Redundant! by Alessandro Viola
Warning! Review may contain spoilers!
Redundant! is a dark sci-fi set on an industrial planet. You are a worker living a menial existence consisting of unrewarding work and sleeping. It’s an entry for the 2013 Windhammer Prize.
Face covered in blood, eyes wide open and full of rage, mouth bent on a side (did he dislocate his
jaw already?), bloody foam in his mouth (bitten tongue?), punching the ceiling over his head (did he
break his knuckles?), he kicks aimlessly in the small space. You hear his bones crack, his joints pop, his
swearing blur into a primal scream, bubbling through the foam in his throat, eyes upturned.
In few seconds, he’s on the floor, muscles flexing randomly like ropes under the skin.
Another one “snapped”.
Good morning! Yes, this is your wake-up call and so the book introduces you to the rules. You manage two stats, Rage and Frustration. If your rage score ever becomes twice that of your frustration score, “snapped” (see above) happens to you. On the other hand, if your frustration equals or exceeds your rage you “leave”. This is when your brain burns out and you lose control of your body and flop to the floor. Thus the game encourages you to keep your frustration and rage low, or, strangely, presents an alternative to managing your existence by steadily raising both your frustration and rage stats.
And this is where one of the book’s problems lie. It’s almost impossible to keep your stats low. Pretty much everything annoys your character – being spoken to, touching one of your Lettered-Numbered colleagues, being late for meetings, existing.
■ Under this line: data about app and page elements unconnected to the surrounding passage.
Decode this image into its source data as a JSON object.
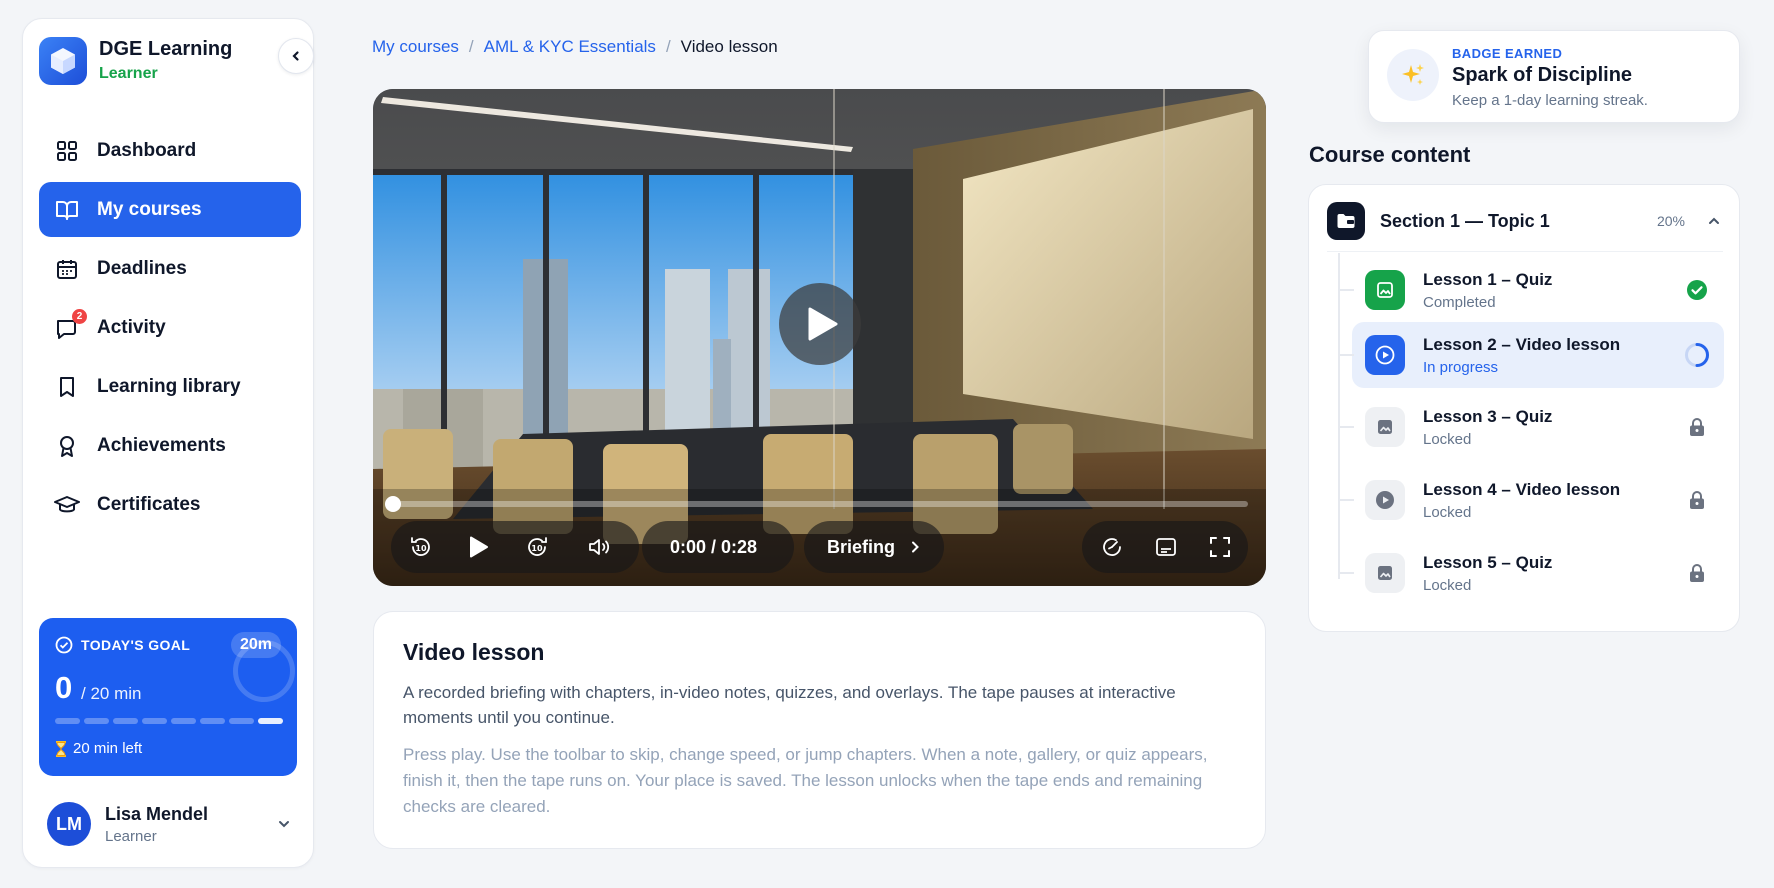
{
  "app": {
    "name": "DGE Learning",
    "role": "Learner"
  },
  "nav": [
    {
      "label": "Dashboard",
      "icon": "grid-icon",
      "active": false
    },
    {
      "label": "My courses",
      "icon": "book-icon",
      "active": true
    },
    {
      "label": "Deadlines",
      "icon": "calendar-icon",
      "active": false
    },
    {
      "label": "Activity",
      "icon": "chat-icon",
      "active": false,
      "badge": "2"
    },
    {
      "label": "Learning library",
      "icon": "bookmark-icon",
      "active": false
    },
    {
      "label": "Achievements",
      "icon": "award-icon",
      "active": false
    },
    {
      "label": "Certificates",
      "icon": "graduation-cap-icon",
      "active": false
    }
  ],
  "goal": {
    "heading": "TODAY'S GOAL",
    "chip": "20m",
    "value": "0",
    "of": "/ 20 min",
    "left": "20 min left",
    "segments": 8
  },
  "user": {
    "initials": "LM",
    "name": "Lisa Mendel",
    "role": "Learner"
  },
  "breadcrumb": {
    "first": "My courses",
    "second": "AML & KYC Essentials",
    "current": "Video lesson",
    "separator": "/"
  },
  "video": {
    "time": "0:00 / 0:28",
    "chapter": "Briefing",
    "progress": 0
  },
  "description": {
    "title": "Video lesson",
    "summary": "A recorded briefing with chapters, in-video notes, quizzes, and overlays. The tape pauses at interactive moments until you continue.",
    "instructions": "Press play. Use the toolbar to skip, change speed, or jump chapters. When a note, gallery, or quiz appears, finish it, then the tape runs on. Your place is saved. The lesson unlocks when the tape ends and remaining checks are cleared."
  },
  "badge": {
    "kicker": "BADGE EARNED",
    "title": "Spark of Discipline",
    "subtitle": "Keep a 1-day learning streak.",
    "icon": "sparkles-icon"
  },
  "course_content": {
    "title": "Course content",
    "section": {
      "title": "Section 1 — Topic 1",
      "percent": "20%"
    },
    "lessons": [
      {
        "title": "Lesson 1 – Quiz",
        "status": "Completed",
        "state": "completed",
        "kind": "quiz"
      },
      {
        "title": "Lesson 2 – Video lesson",
        "status": "In progress",
        "state": "in-progress",
        "kind": "video"
      },
      {
        "title": "Lesson 3 – Quiz",
        "status": "Locked",
        "state": "locked",
        "kind": "quiz"
      },
      {
        "title": "Lesson 4 – Video lesson",
        "status": "Locked",
        "state": "locked",
        "kind": "video"
      },
      {
        "title": "Lesson 5 – Quiz",
        "status": "Locked",
        "state": "locked",
        "kind": "quiz"
      }
    ]
  },
  "colors": {
    "primary": "#2563eb",
    "success": "#16a34a",
    "ink": "#0f172a"
  }
}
He’s just an angry man. The game offers no clues to the best path at all. At the beginning you are given an agenda for the day listing the meetings you are supposed to attend. Well, if you follow this agenda you will quickly lose the game, even if you hit all the meetings on time. Perhaps this is intentional by the author. By taking away the reward mechanic there is no fun to be had here. It fits in well with the theme.
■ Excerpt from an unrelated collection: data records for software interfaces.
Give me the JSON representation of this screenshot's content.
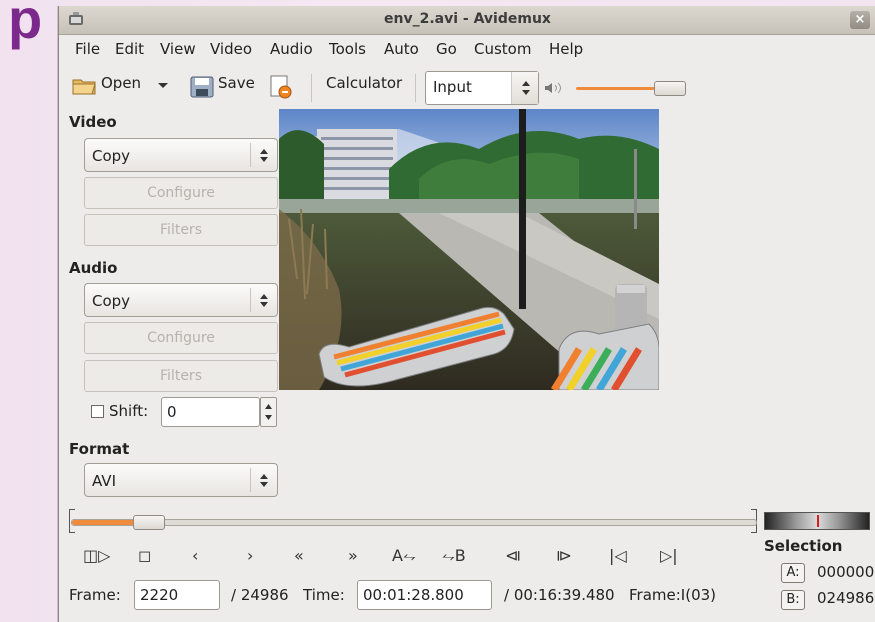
{
  "background_letter": "p",
  "window": {
    "title": "env_2.avi - Avidemux",
    "close_icon": "close-icon"
  },
  "menu": [
    {
      "label": "File"
    },
    {
      "label": "Edit"
    },
    {
      "label": "View"
    },
    {
      "label": "Video"
    },
    {
      "label": "Audio"
    },
    {
      "label": "Tools"
    },
    {
      "label": "Auto"
    },
    {
      "label": "Go"
    },
    {
      "label": "Custom"
    },
    {
      "label": "Help"
    }
  ],
  "toolbar": {
    "open_label": "Open",
    "save_label": "Save",
    "calculator_label": "Calculator",
    "input_select": "Input",
    "volume_level": 0.75
  },
  "video_panel": {
    "heading": "Video",
    "codec": "Copy",
    "configure_label": "Configure",
    "filters_label": "Filters"
  },
  "audio_panel": {
    "heading": "Audio",
    "codec": "Copy",
    "configure_label": "Configure",
    "filters_label": "Filters",
    "shift_label": "Shift:",
    "shift_value": "0"
  },
  "format_panel": {
    "heading": "Format",
    "value": "AVI"
  },
  "timeline": {
    "position_fraction": 0.0888
  },
  "status": {
    "frame_label": "Frame:",
    "frame_value": "2220",
    "frame_total": "/ 24986",
    "time_label": "Time:",
    "time_value": "00:01:28.800",
    "time_total": "/ 00:16:39.480",
    "frame_type": "Frame:I(03)"
  },
  "selection": {
    "heading": "Selection",
    "a_label": "A:",
    "a_value": "000000",
    "b_label": "B:",
    "b_value": "024986"
  },
  "colors": {
    "accent": "#f08a3c",
    "window_bg": "#edeceb"
  }
}
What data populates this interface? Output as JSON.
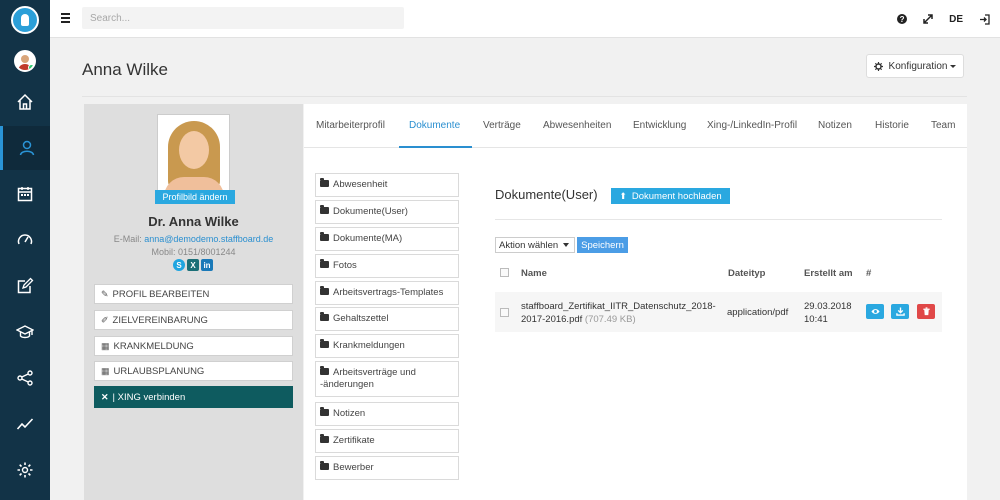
{
  "topbar": {
    "search_placeholder": "Search...",
    "help_icon": "?",
    "lang": "DE",
    "icons": [
      "menu-icon",
      "question-icon",
      "expand-icon",
      "logout-icon"
    ]
  },
  "rail": {
    "items": [
      "home-icon",
      "users-icon",
      "calendar-icon",
      "dashboard-icon",
      "edit-icon",
      "graduation-icon",
      "share-icon",
      "chart-icon",
      "settings-icon"
    ],
    "active_item": "users-icon"
  },
  "page": {
    "title": "Anna Wilke",
    "config_label": "Konfiguration"
  },
  "profile": {
    "change_photo": "Profilbild ändern",
    "name": "Dr. Anna Wilke",
    "email_label": "E-Mail:",
    "email": "anna@demodemo.staffboard.de",
    "mobile": "Mobil: 0151/8001244",
    "social": [
      "S",
      "X",
      "in"
    ],
    "buttons": [
      "PROFIL BEARBEITEN",
      "ZIELVEREINBARUNG",
      "KRANKMELDUNG",
      "URLAUBSPLANUNG"
    ],
    "xing_button": "| XING verbinden"
  },
  "tabs": {
    "items": [
      "Mitarbeiterprofil",
      "Dokumente",
      "Verträge",
      "Abwesenheiten",
      "Entwicklung",
      "Xing-/LinkedIn-Profil",
      "Notizen",
      "Historie",
      "Team"
    ],
    "active": "Dokumente"
  },
  "folders": [
    "Abwesenheit",
    "Dokumente(User)",
    "Dokumente(MA)",
    "Fotos",
    "Arbeitsvertrags-Templates",
    "Gehaltszettel",
    "Krankmeldungen",
    "Arbeitsverträge und -änderungen",
    "Notizen",
    "Zertifikate",
    "Bewerber"
  ],
  "documents": {
    "title": "Dokumente(User)",
    "upload_label": "Dokument hochladen",
    "action_label": "Aktion wählen",
    "save_label": "Speichern",
    "columns": [
      "Name",
      "Dateityp",
      "Erstellt am",
      "#"
    ],
    "rows": [
      {
        "name": "staffboard_Zertifikat_IITR_Datenschutz_2018-2017-2016.pdf",
        "size": "(707.49 KB)",
        "type": "application/pdf",
        "date": "29.03.2018",
        "time": "10:41"
      }
    ],
    "colors": {
      "view": "#2aa8e0",
      "download": "#2aa8e0",
      "delete": "#e04848"
    }
  }
}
Because the theme is the fatal problem with the book. This is a dark and unhappy book. You play a nameless worker drone, frustrated with his job and life and dreaming of light and freedom. I know the author is trying to draw parallels with reality, but I think we read for escapism. The material here is not absurd enough to work as parody, and does not go deep enough to work as an effective satire. We’re left with a big ball of depressing mess.
I was in a meeting with my manager and being yelled at for something or other. My frustration rose, and luckily my brain burnt out and that was the end of the adventure.
There are more entertaining entries this year.